Output all entries exactly as they appear and skip the pictures.

Element data from apps and pages
==*==

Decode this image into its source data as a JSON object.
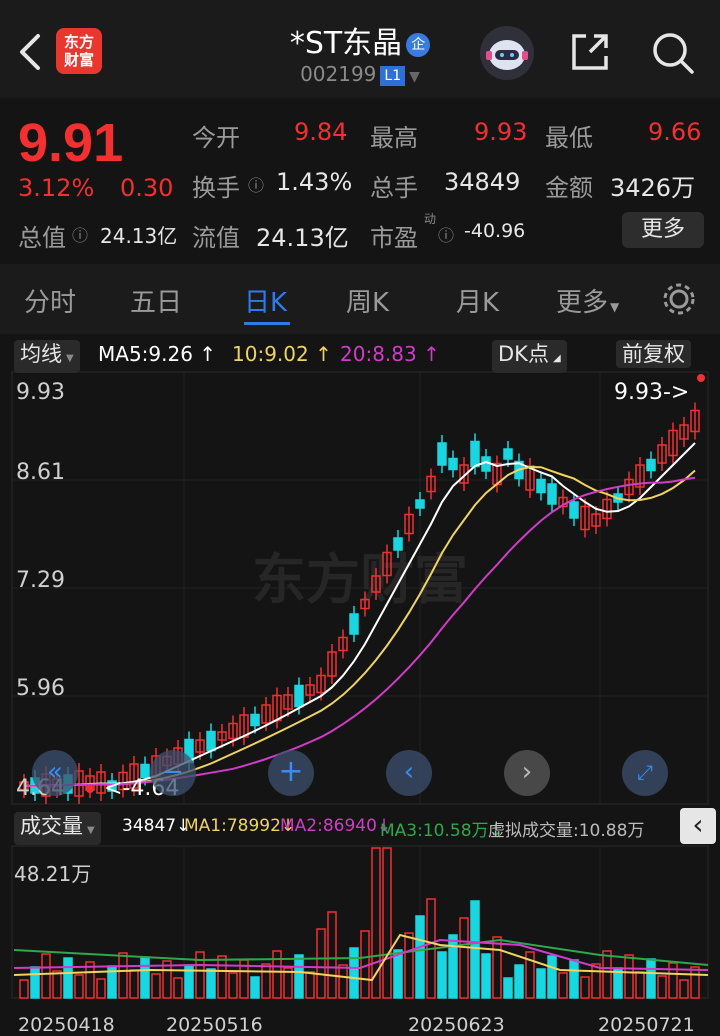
{
  "header": {
    "title": "*ST东晶",
    "badge": "企",
    "code": "002199",
    "level": "L1",
    "logo": "东方财富"
  },
  "quote": {
    "price": "9.91",
    "change_pct": "3.12%",
    "change": "0.30",
    "open_label": "今开",
    "open": "9.84",
    "high_label": "最高",
    "high": "9.93",
    "low_label": "最低",
    "low": "9.66",
    "turnover_label": "换手",
    "turnover": "1.43%",
    "volume_label": "总手",
    "volume": "34849",
    "amount_label": "金额",
    "amount": "3426万",
    "mktcap_label": "总值",
    "mktcap": "24.13亿",
    "float_label": "流值",
    "float": "24.13亿",
    "pe_label": "市盈",
    "pe_sup": "动",
    "pe": "-40.96",
    "more": "更多"
  },
  "tabs": [
    "分时",
    "五日",
    "日K",
    "周K",
    "月K",
    "更多"
  ],
  "active_tab": "日K",
  "kline": {
    "ma_selector": "均线",
    "ma5": "MA5:9.26",
    "ma10": "10:9.02",
    "ma20": "20:8.83",
    "dk": "DK点",
    "adjust": "前复权",
    "y_labels": [
      "9.93",
      "8.61",
      "7.29",
      "5.96",
      "4.64"
    ],
    "high_marker": "9.93->",
    "low_marker": "<-4.64",
    "watermark": "东方财富"
  },
  "volume": {
    "selector": "成交量",
    "value": "34847",
    "ma1": "MA1:78992",
    "ma2": "MA2:86940",
    "ma3": "MA3:10.58万",
    "virtual": "虚拟成交量:10.88万",
    "y_label": "48.21万",
    "dates": [
      "20250418",
      "20250516",
      "20250623",
      "20250721"
    ]
  },
  "colors": {
    "up": "#f23030",
    "down": "#19d6e0",
    "ma5": "#ffffff",
    "ma10": "#f0d460",
    "ma20": "#d03cc8",
    "vma3": "#2ea84a",
    "accent": "#2f7be8"
  }
}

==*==

### Task answer:
Decode this image into its source data as a JSON object.
{
  "header": {
    "title": "*ST东晶",
    "badge": "企",
    "code": "002199",
    "level": "L1",
    "logo": "东方财富"
  },
  "quote": {
    "price": "9.91",
    "change_pct": "3.12%",
    "change": "0.30",
    "open_label": "今开",
    "open": "9.84",
    "high_label": "最高",
    "high": "9.93",
    "low_label": "最低",
    "low": "9.66",
    "turnover_label": "换手",
    "turnover": "1.43%",
    "volume_label": "总手",
    "volume": "34849",
    "amount_label": "金额",
    "amount": "3426万",
    "mktcap_label": "总值",
    "mktcap": "24.13亿",
    "float_label": "流值",
    "float": "24.13亿",
    "pe_label": "市盈",
    "pe_sup": "动",
    "pe": "-40.96",
    "more": "更多"
  },
  "tabs": [
    "分时",
    "五日",
    "日K",
    "周K",
    "月K",
    "更多"
  ],
  "active_tab": "日K",
  "kline": {
    "ma_selector": "均线",
    "ma5": "MA5:9.26",
    "ma10": "10:9.02",
    "ma20": "20:8.83",
    "dk": "DK点",
    "adjust": "前复权",
    "y_labels": [
      "9.93",
      "8.61",
      "7.29",
      "5.96",
      "4.64"
    ],
    "high_marker": "9.93->",
    "low_marker": "<-4.64",
    "watermark": "东方财富"
  },
  "volume": {
    "selector": "成交量",
    "value": "34847",
    "ma1": "MA1:78992",
    "ma2": "MA2:86940",
    "ma3": "MA3:10.58万",
    "virtual": "虚拟成交量:10.88万",
    "y_label": "48.21万",
    "dates": [
      "20250418",
      "20250516",
      "20250623",
      "20250721"
    ]
  },
  "colors": {
    "up": "#f23030",
    "down": "#19d6e0",
    "ma5": "#ffffff",
    "ma10": "#f0d460",
    "ma20": "#d03cc8",
    "vma3": "#2ea84a",
    "accent": "#2f7be8"
  }
}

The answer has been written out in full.